But what Worden wants most of all is his job. Without it, he doesn’t know what he would do.
“I think I deserve maybe a little bit of a break,” he said.
As for Boccia, he had kind words for Worden. “To me, he’s such a talented guy, connected to so many kids, but he does things once in awhile that make me scratch my head.”
Boccia’s concern is that the multiple events which have occurred of late could expose the district to legal liability should another event occur.
“How do I know a lesson has been learned?” asked Boccia rhetorically, who added a little maxim of his own in parting. “Don’t step in the same hole twice.”
Former students of Worden’s have started a letter writing campaign on his behalf. One of eleven such letters (thus far) is printed here.
TO: The Board of Directors of the Mammoth Unified School District
I am a 1998 Mammoth High School Graduate. I now live in New York City, and work in Television as a Technical Director and Director.
I recently learned that the board has decided not to have Kevin Worden return to MUSD next year.
While I know the board must have its reasons, I wanted you to know that as a successful product of the Mammoth School system, I am dismayed by the board’s decision.
I owe much of what I’ve accomplished in my life to Kevin. I’ve been a student of Kevin’s since I was a very young kid; he was my drama teacher, as well as a physical education teacher. And, I continue to learn from Kevin today when I return to Mammoth to work with him on various Mammoth High School theatre projects.

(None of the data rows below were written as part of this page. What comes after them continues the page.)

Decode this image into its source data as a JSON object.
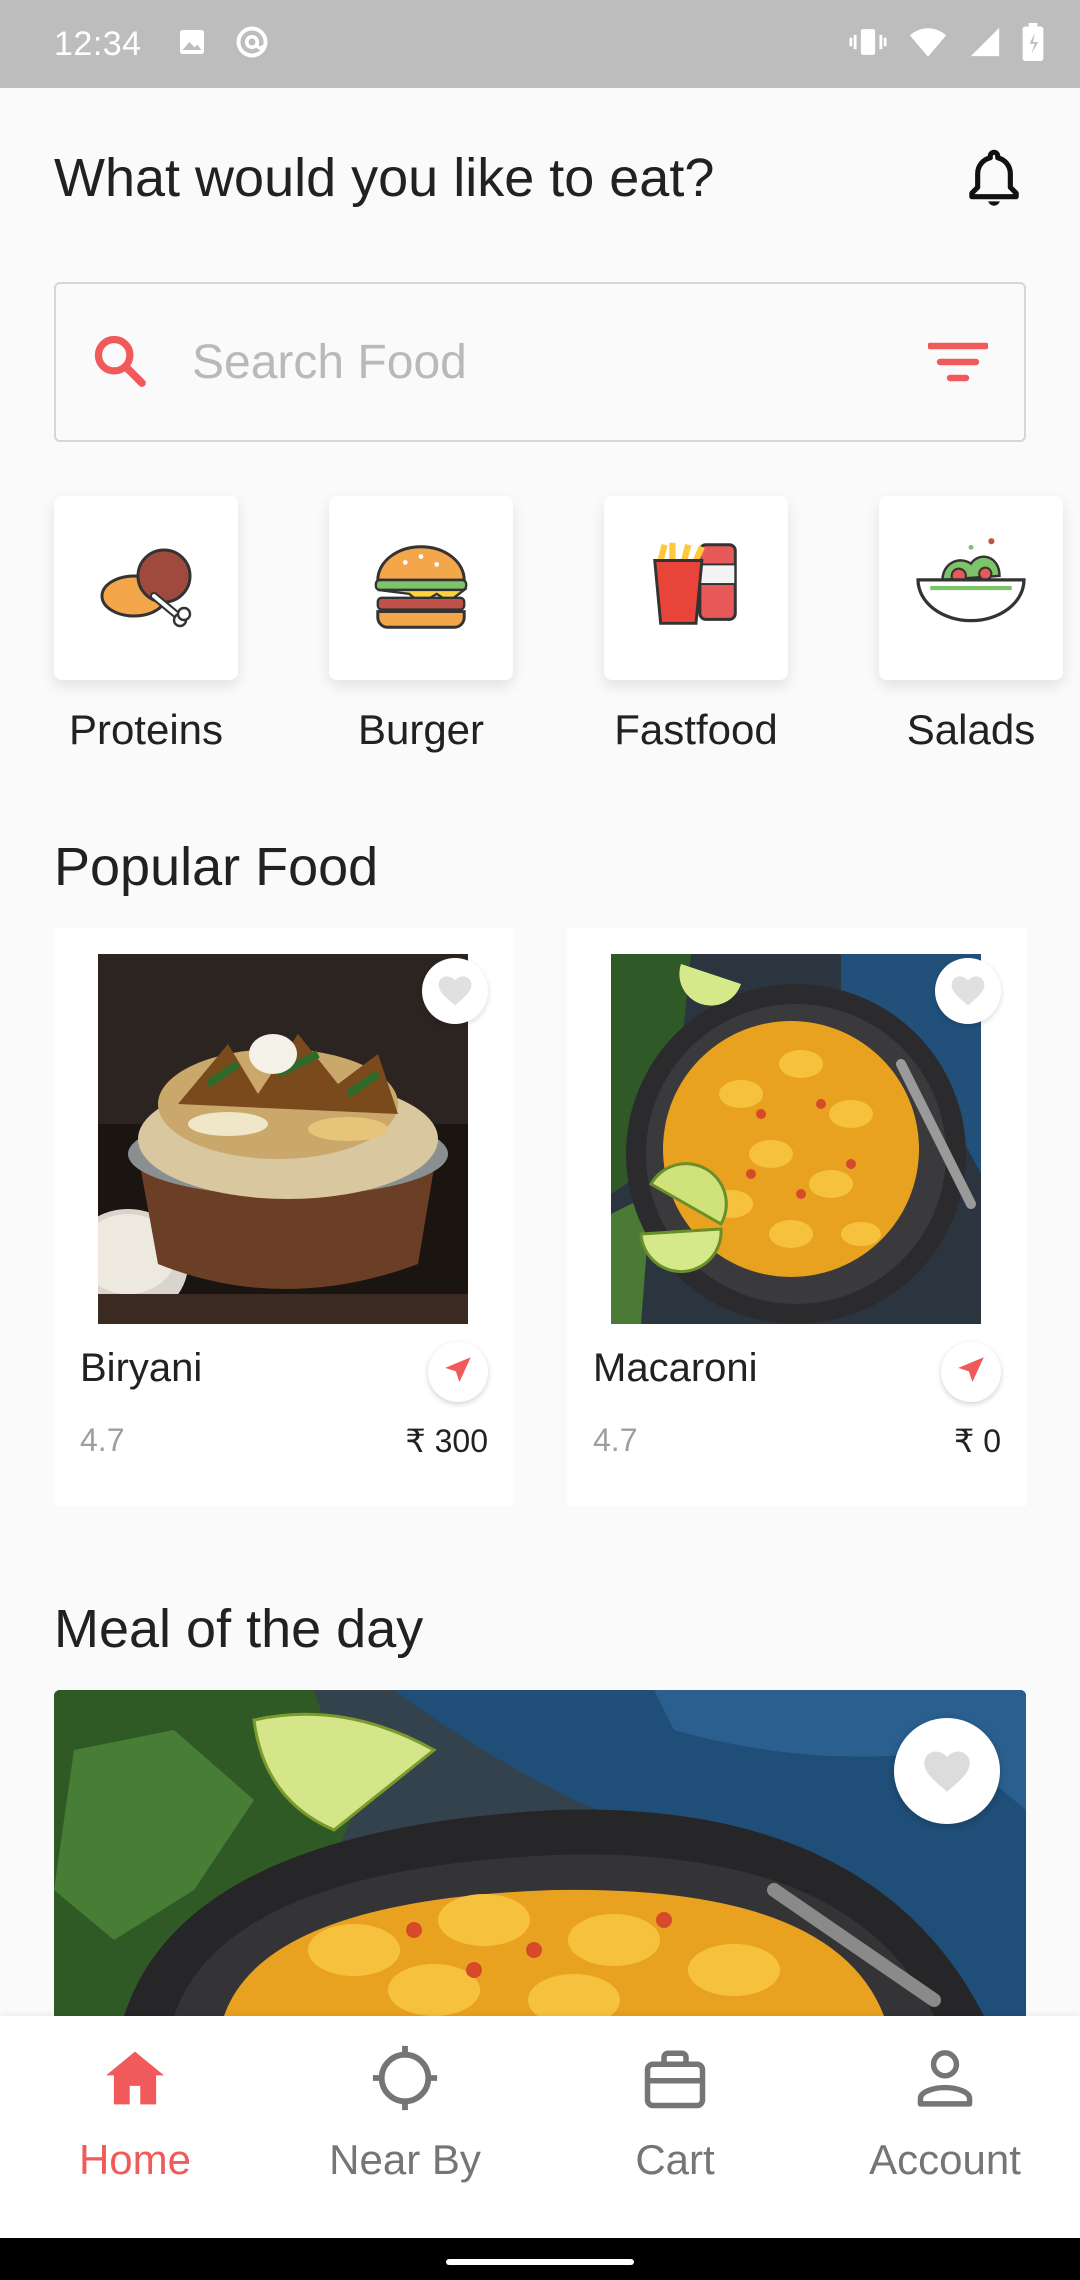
{
  "status_bar": {
    "time": "12:34"
  },
  "header": {
    "title": "What would you like to eat?"
  },
  "search": {
    "placeholder": "Search Food"
  },
  "categories": [
    {
      "label": "Proteins",
      "icon": "drumstick-icon"
    },
    {
      "label": "Burger",
      "icon": "burger-icon"
    },
    {
      "label": "Fastfood",
      "icon": "fries-soda-icon"
    },
    {
      "label": "Salads",
      "icon": "salad-bowl-icon"
    }
  ],
  "popular": {
    "title": "Popular Food",
    "items": [
      {
        "name": "Biryani",
        "rating": "4.7",
        "price": "₹ 300"
      },
      {
        "name": "Macaroni",
        "rating": "4.7",
        "price": "₹ 0"
      }
    ]
  },
  "meal_of_day": {
    "title": "Meal of the day"
  },
  "bottom_nav": [
    {
      "label": "Home",
      "icon": "home-icon",
      "active": true
    },
    {
      "label": "Near By",
      "icon": "crosshair-icon",
      "active": false
    },
    {
      "label": "Cart",
      "icon": "briefcase-icon",
      "active": false
    },
    {
      "label": "Account",
      "icon": "person-icon",
      "active": false
    }
  ],
  "colors": {
    "accent": "#f15a5a",
    "text": "#212121",
    "muted": "#9e9e9e",
    "background": "#fafafa"
  }
}
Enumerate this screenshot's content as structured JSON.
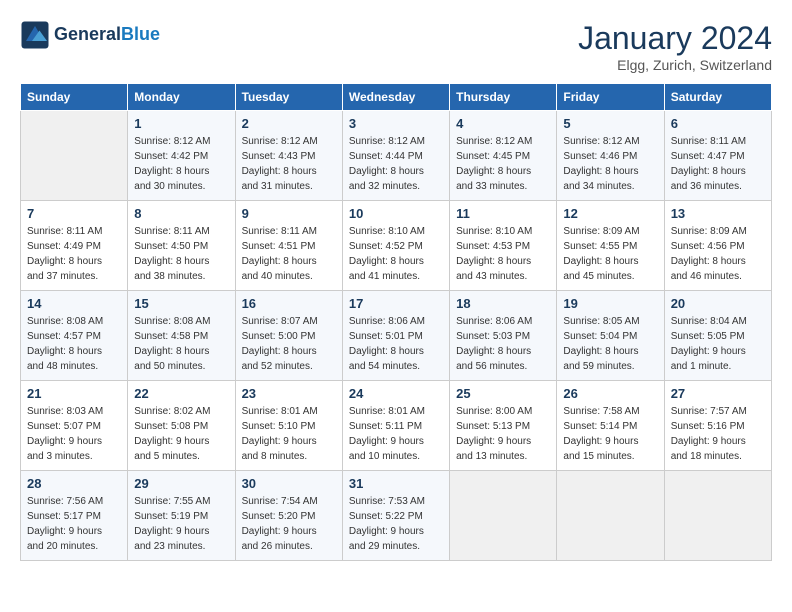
{
  "header": {
    "logo_line1": "General",
    "logo_line2": "Blue",
    "month_title": "January 2024",
    "location": "Elgg, Zurich, Switzerland"
  },
  "weekdays": [
    "Sunday",
    "Monday",
    "Tuesday",
    "Wednesday",
    "Thursday",
    "Friday",
    "Saturday"
  ],
  "weeks": [
    [
      {
        "day": "",
        "info": ""
      },
      {
        "day": "1",
        "info": "Sunrise: 8:12 AM\nSunset: 4:42 PM\nDaylight: 8 hours\nand 30 minutes."
      },
      {
        "day": "2",
        "info": "Sunrise: 8:12 AM\nSunset: 4:43 PM\nDaylight: 8 hours\nand 31 minutes."
      },
      {
        "day": "3",
        "info": "Sunrise: 8:12 AM\nSunset: 4:44 PM\nDaylight: 8 hours\nand 32 minutes."
      },
      {
        "day": "4",
        "info": "Sunrise: 8:12 AM\nSunset: 4:45 PM\nDaylight: 8 hours\nand 33 minutes."
      },
      {
        "day": "5",
        "info": "Sunrise: 8:12 AM\nSunset: 4:46 PM\nDaylight: 8 hours\nand 34 minutes."
      },
      {
        "day": "6",
        "info": "Sunrise: 8:11 AM\nSunset: 4:47 PM\nDaylight: 8 hours\nand 36 minutes."
      }
    ],
    [
      {
        "day": "7",
        "info": "Sunrise: 8:11 AM\nSunset: 4:49 PM\nDaylight: 8 hours\nand 37 minutes."
      },
      {
        "day": "8",
        "info": "Sunrise: 8:11 AM\nSunset: 4:50 PM\nDaylight: 8 hours\nand 38 minutes."
      },
      {
        "day": "9",
        "info": "Sunrise: 8:11 AM\nSunset: 4:51 PM\nDaylight: 8 hours\nand 40 minutes."
      },
      {
        "day": "10",
        "info": "Sunrise: 8:10 AM\nSunset: 4:52 PM\nDaylight: 8 hours\nand 41 minutes."
      },
      {
        "day": "11",
        "info": "Sunrise: 8:10 AM\nSunset: 4:53 PM\nDaylight: 8 hours\nand 43 minutes."
      },
      {
        "day": "12",
        "info": "Sunrise: 8:09 AM\nSunset: 4:55 PM\nDaylight: 8 hours\nand 45 minutes."
      },
      {
        "day": "13",
        "info": "Sunrise: 8:09 AM\nSunset: 4:56 PM\nDaylight: 8 hours\nand 46 minutes."
      }
    ],
    [
      {
        "day": "14",
        "info": "Sunrise: 8:08 AM\nSunset: 4:57 PM\nDaylight: 8 hours\nand 48 minutes."
      },
      {
        "day": "15",
        "info": "Sunrise: 8:08 AM\nSunset: 4:58 PM\nDaylight: 8 hours\nand 50 minutes."
      },
      {
        "day": "16",
        "info": "Sunrise: 8:07 AM\nSunset: 5:00 PM\nDaylight: 8 hours\nand 52 minutes."
      },
      {
        "day": "17",
        "info": "Sunrise: 8:06 AM\nSunset: 5:01 PM\nDaylight: 8 hours\nand 54 minutes."
      },
      {
        "day": "18",
        "info": "Sunrise: 8:06 AM\nSunset: 5:03 PM\nDaylight: 8 hours\nand 56 minutes."
      },
      {
        "day": "19",
        "info": "Sunrise: 8:05 AM\nSunset: 5:04 PM\nDaylight: 8 hours\nand 59 minutes."
      },
      {
        "day": "20",
        "info": "Sunrise: 8:04 AM\nSunset: 5:05 PM\nDaylight: 9 hours\nand 1 minute."
      }
    ],
    [
      {
        "day": "21",
        "info": "Sunrise: 8:03 AM\nSunset: 5:07 PM\nDaylight: 9 hours\nand 3 minutes."
      },
      {
        "day": "22",
        "info": "Sunrise: 8:02 AM\nSunset: 5:08 PM\nDaylight: 9 hours\nand 5 minutes."
      },
      {
        "day": "23",
        "info": "Sunrise: 8:01 AM\nSunset: 5:10 PM\nDaylight: 9 hours\nand 8 minutes."
      },
      {
        "day": "24",
        "info": "Sunrise: 8:01 AM\nSunset: 5:11 PM\nDaylight: 9 hours\nand 10 minutes."
      },
      {
        "day": "25",
        "info": "Sunrise: 8:00 AM\nSunset: 5:13 PM\nDaylight: 9 hours\nand 13 minutes."
      },
      {
        "day": "26",
        "info": "Sunrise: 7:58 AM\nSunset: 5:14 PM\nDaylight: 9 hours\nand 15 minutes."
      },
      {
        "day": "27",
        "info": "Sunrise: 7:57 AM\nSunset: 5:16 PM\nDaylight: 9 hours\nand 18 minutes."
      }
    ],
    [
      {
        "day": "28",
        "info": "Sunrise: 7:56 AM\nSunset: 5:17 PM\nDaylight: 9 hours\nand 20 minutes."
      },
      {
        "day": "29",
        "info": "Sunrise: 7:55 AM\nSunset: 5:19 PM\nDaylight: 9 hours\nand 23 minutes."
      },
      {
        "day": "30",
        "info": "Sunrise: 7:54 AM\nSunset: 5:20 PM\nDaylight: 9 hours\nand 26 minutes."
      },
      {
        "day": "31",
        "info": "Sunrise: 7:53 AM\nSunset: 5:22 PM\nDaylight: 9 hours\nand 29 minutes."
      },
      {
        "day": "",
        "info": ""
      },
      {
        "day": "",
        "info": ""
      },
      {
        "day": "",
        "info": ""
      }
    ]
  ]
}
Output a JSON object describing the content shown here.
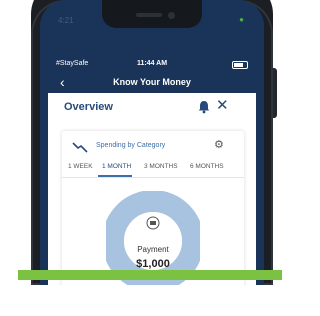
{
  "device": {
    "system_left": "4:21",
    "system_right": "◔"
  },
  "status_bar": {
    "carrier": "#StaySafe",
    "time": "11:44 AM"
  },
  "nav": {
    "back_icon": "chevron-left-icon",
    "title": "Know Your Money"
  },
  "overview": {
    "title": "Overview",
    "bell_icon": "bell-icon",
    "close_icon": "close-icon"
  },
  "spending": {
    "label": "Spending by Category",
    "tabs": [
      {
        "label": "1 WEEK",
        "active": false
      },
      {
        "label": "1 MONTH",
        "active": true
      },
      {
        "label": "3 MONTHS",
        "active": false
      },
      {
        "label": "6 MONTHS",
        "active": false
      }
    ],
    "center_label": "Payment",
    "center_value": "$1,000"
  },
  "colors": {
    "navy": "#1a3359",
    "accent_blue": "#3d6fa8",
    "donut": "#a8c3e0",
    "green": "#7cc242"
  }
}
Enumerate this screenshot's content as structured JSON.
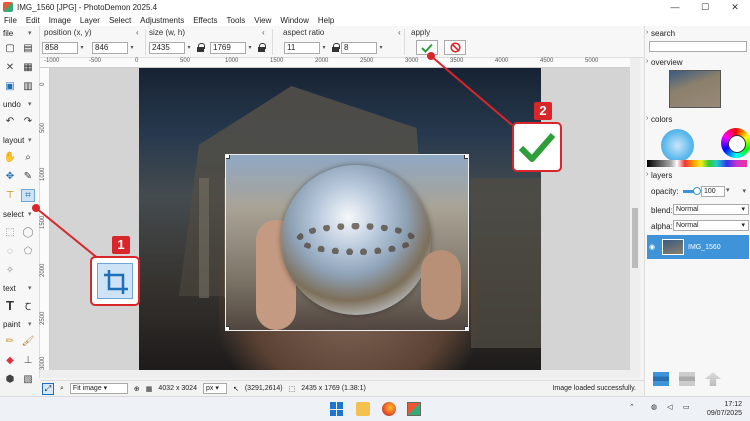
{
  "window": {
    "title": "IMG_1560 [JPG] - PhotoDemon 2025.4",
    "controls": [
      "—",
      "☐",
      "✕"
    ]
  },
  "menu": [
    "File",
    "Edit",
    "Image",
    "Layer",
    "Select",
    "Adjustments",
    "Effects",
    "Tools",
    "View",
    "Window",
    "Help"
  ],
  "toolbar": {
    "position_label": "position (x, y)",
    "pos_x": "858",
    "pos_y": "846",
    "size_label": "size (w, h)",
    "size_w": "2435",
    "size_h": "1769",
    "ratio_label": "aspect ratio",
    "ratio_w": "11",
    "ratio_h": "8",
    "apply_label": "apply"
  },
  "left_tools": {
    "file": "file",
    "undo": "undo",
    "layout": "layout",
    "select": "select",
    "text": "text",
    "paint": "paint"
  },
  "ruler_top": [
    "-1000",
    "-500",
    "0",
    "500",
    "1000",
    "1500",
    "2000",
    "2500",
    "3000",
    "3500",
    "4000",
    "4500",
    "5000"
  ],
  "ruler_left": [
    "0",
    "500",
    "1000",
    "1500",
    "2000",
    "2500",
    "3000"
  ],
  "status": {
    "zoom": "Fit image",
    "dimensions": "4032 x 3024",
    "unit": "px",
    "cursor": "(3291,2614)",
    "selection": "2435 x 1769  (1.38:1)",
    "message": "Image loaded successfully."
  },
  "right_panel": {
    "search_label": "search",
    "overview_label": "overview",
    "colors_label": "colors",
    "layers_label": "layers",
    "opacity_label": "opacity:",
    "opacity_value": "100",
    "opacity_fraction": 1.0,
    "blend_label": "blend:",
    "blend_value": "Normal",
    "alpha_label": "alpha:",
    "alpha_value": "Normal",
    "layer_name": "IMG_1560"
  },
  "taskbar": {
    "time": "17:12",
    "date": "09/07/2025"
  },
  "annotations": {
    "step1": "1",
    "step2": "2"
  },
  "colors": {
    "accent": "#3f93d8",
    "callout": "#d9262b",
    "apply_green": "#2e9e3a",
    "cancel_red": "#d9262b"
  }
}
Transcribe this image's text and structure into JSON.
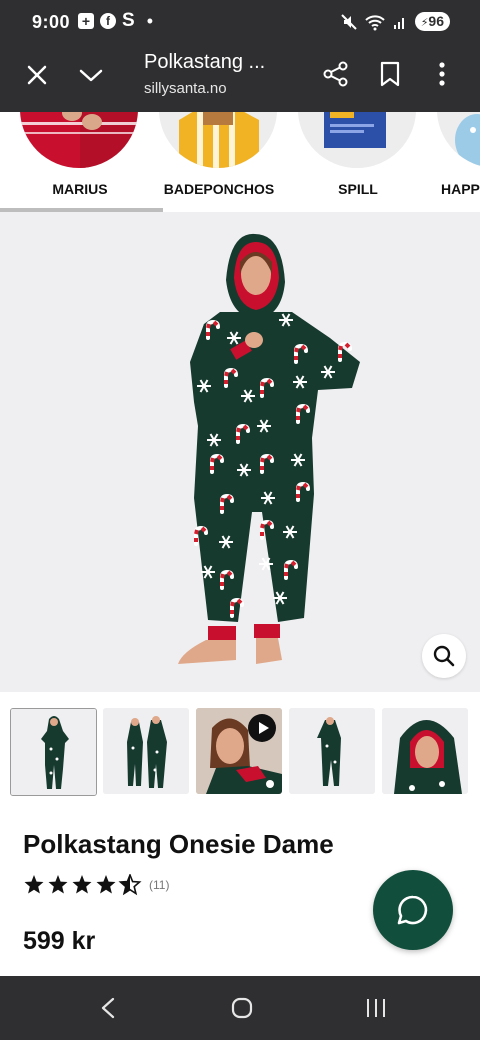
{
  "status_bar": {
    "time": "9:00",
    "left_icons": [
      "news-icon",
      "facebook-icon",
      "s-icon",
      "dot-icon"
    ],
    "right_icons": [
      "mute-icon",
      "wifi-icon",
      "signal-icon"
    ],
    "battery": "96"
  },
  "browser": {
    "title": "Polkastang ...",
    "url": "sillysanta.no",
    "icons": [
      "close-icon",
      "chevron-down-icon",
      "share-icon",
      "bookmark-icon",
      "more-vert-icon"
    ]
  },
  "categories": [
    {
      "label": "MARIUS"
    },
    {
      "label": "BADEPONCHOS"
    },
    {
      "label": "SPILL"
    },
    {
      "label": "HAPP"
    }
  ],
  "product": {
    "title": "Polkastang Onesie Dame",
    "rating": 4.5,
    "review_count": "(11)",
    "price": "599 kr"
  },
  "thumbnails": [
    {
      "type": "image",
      "selected": true
    },
    {
      "type": "image",
      "selected": false
    },
    {
      "type": "video",
      "selected": false
    },
    {
      "type": "image",
      "selected": false
    },
    {
      "type": "image",
      "selected": false
    }
  ],
  "colors": {
    "bars": "#2f2f31",
    "onesie": "#173a2f",
    "accent_red": "#c8102e",
    "chat_button": "#114f3c",
    "image_bg": "#efeff1"
  }
}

Kevin’s teaching style may not be traditional, but as teachers goes he is one of the best I’ve had throughout all of my years in school, including my college education at Chapman University. Kevin teaches not only about theatre, but about life in a sense that who you are matters much more than what you know. He stresses the importance of trust and being reliable. Reminding students that how you carry yourself defines you much more than how many math problems you can solve or how many dates you can memorize.
As a youngster, I was faced with many challenges due to my vision (Ed. note: Thompson was born with cataracts and had to have his lenses removed at a young age). Apart from my parents and a few other teachers, Kevin is the one person that I can say truly made me who I am today: a three-time Emmy Award winning Technical director, freelancing at both Fox News and MSNBC. I believe that speaks volumes of not only the great work of my parents, but the kindness and knowledge that I attribute directly to Kevin Worden.
Kevin’s drama classes are much more than just the nuts and bolts of theatre. They are classes that promote real life interactions. And in this day and age of social networking and email, I believe what students in Mammoth gain from Kevin and drama is an invaluable part of their education.
I strongly urge the board to reconsider its decision to end close to twenty-five years of such education in Mammoth and have Kevin Worden return to MUSD.
MHS Class of 1998